What you will do.
The pictures do not go in the copy. Reproduce the rest of the entries exactly.

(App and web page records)
== Segment start ==

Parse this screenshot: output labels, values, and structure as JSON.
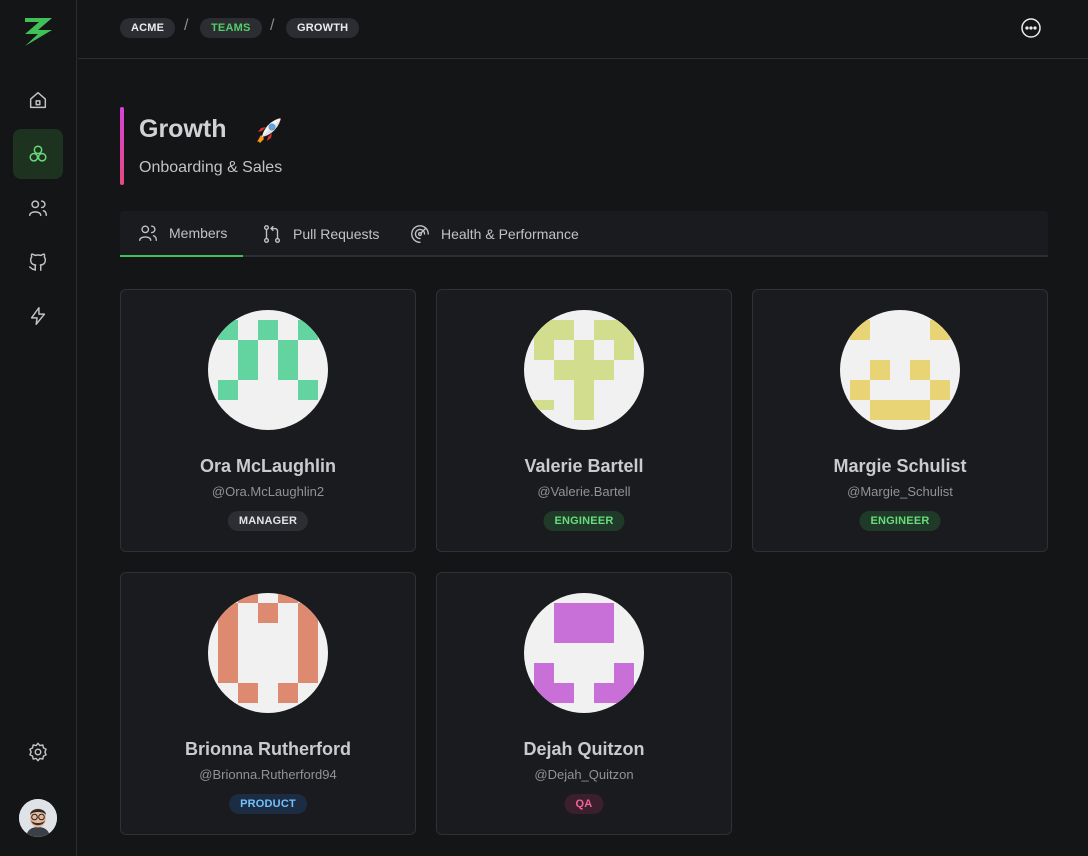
{
  "breadcrumb": [
    {
      "label": "ACME"
    },
    {
      "label": "TEAMS"
    },
    {
      "label": "GROWTH"
    }
  ],
  "team": {
    "title": "Growth",
    "emoji": "rocket",
    "subtitle": "Onboarding & Sales"
  },
  "tabs": [
    {
      "label": "Members",
      "icon": "users-icon",
      "active": true
    },
    {
      "label": "Pull Requests",
      "icon": "git-pull-request-icon",
      "active": false
    },
    {
      "label": "Health & Performance",
      "icon": "performance-icon",
      "active": false
    }
  ],
  "sidebar": {
    "items": [
      "home-icon",
      "teams-icon",
      "users-icon",
      "github-icon",
      "bolt-icon"
    ],
    "active": "teams-icon",
    "bottom": [
      "settings-icon",
      "user-avatar"
    ]
  },
  "members": [
    {
      "name": "Ora McLaughlin",
      "handle": "@Ora.McLaughlin2",
      "role": "MANAGER",
      "avatar_color": "#63d3a0"
    },
    {
      "name": "Valerie Bartell",
      "handle": "@Valerie.Bartell",
      "role": "ENGINEER",
      "avatar_color": "#d2dd8e"
    },
    {
      "name": "Margie Schulist",
      "handle": "@Margie_Schulist",
      "role": "ENGINEER",
      "avatar_color": "#e8d474"
    },
    {
      "name": "Brionna Rutherford",
      "handle": "@Brionna.Rutherford94",
      "role": "PRODUCT",
      "avatar_color": "#de8a70"
    },
    {
      "name": "Dejah Quitzon",
      "handle": "@Dejah_Quitzon",
      "role": "QA",
      "avatar_color": "#c86fd8"
    }
  ],
  "colors": {
    "accent": "#40c057",
    "title_bar_gradient": [
      "#d444d8",
      "#e64980"
    ]
  }
}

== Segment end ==

Your response.
Parse this screenshot: output labels, values, and structure as JSON.
{
  "breadcrumb": [
    {
      "label": "ACME"
    },
    {
      "label": "TEAMS"
    },
    {
      "label": "GROWTH"
    }
  ],
  "team": {
    "title": "Growth",
    "emoji": "rocket",
    "subtitle": "Onboarding & Sales"
  },
  "tabs": [
    {
      "label": "Members",
      "icon": "users-icon",
      "active": true
    },
    {
      "label": "Pull Requests",
      "icon": "git-pull-request-icon",
      "active": false
    },
    {
      "label": "Health & Performance",
      "icon": "performance-icon",
      "active": false
    }
  ],
  "sidebar": {
    "items": [
      "home-icon",
      "teams-icon",
      "users-icon",
      "github-icon",
      "bolt-icon"
    ],
    "active": "teams-icon",
    "bottom": [
      "settings-icon",
      "user-avatar"
    ]
  },
  "members": [
    {
      "name": "Ora McLaughlin",
      "handle": "@Ora.McLaughlin2",
      "role": "MANAGER",
      "avatar_color": "#63d3a0"
    },
    {
      "name": "Valerie Bartell",
      "handle": "@Valerie.Bartell",
      "role": "ENGINEER",
      "avatar_color": "#d2dd8e"
    },
    {
      "name": "Margie Schulist",
      "handle": "@Margie_Schulist",
      "role": "ENGINEER",
      "avatar_color": "#e8d474"
    },
    {
      "name": "Brionna Rutherford",
      "handle": "@Brionna.Rutherford94",
      "role": "PRODUCT",
      "avatar_color": "#de8a70"
    },
    {
      "name": "Dejah Quitzon",
      "handle": "@Dejah_Quitzon",
      "role": "QA",
      "avatar_color": "#c86fd8"
    }
  ],
  "colors": {
    "accent": "#40c057",
    "title_bar_gradient": [
      "#d444d8",
      "#e64980"
    ]
  }
}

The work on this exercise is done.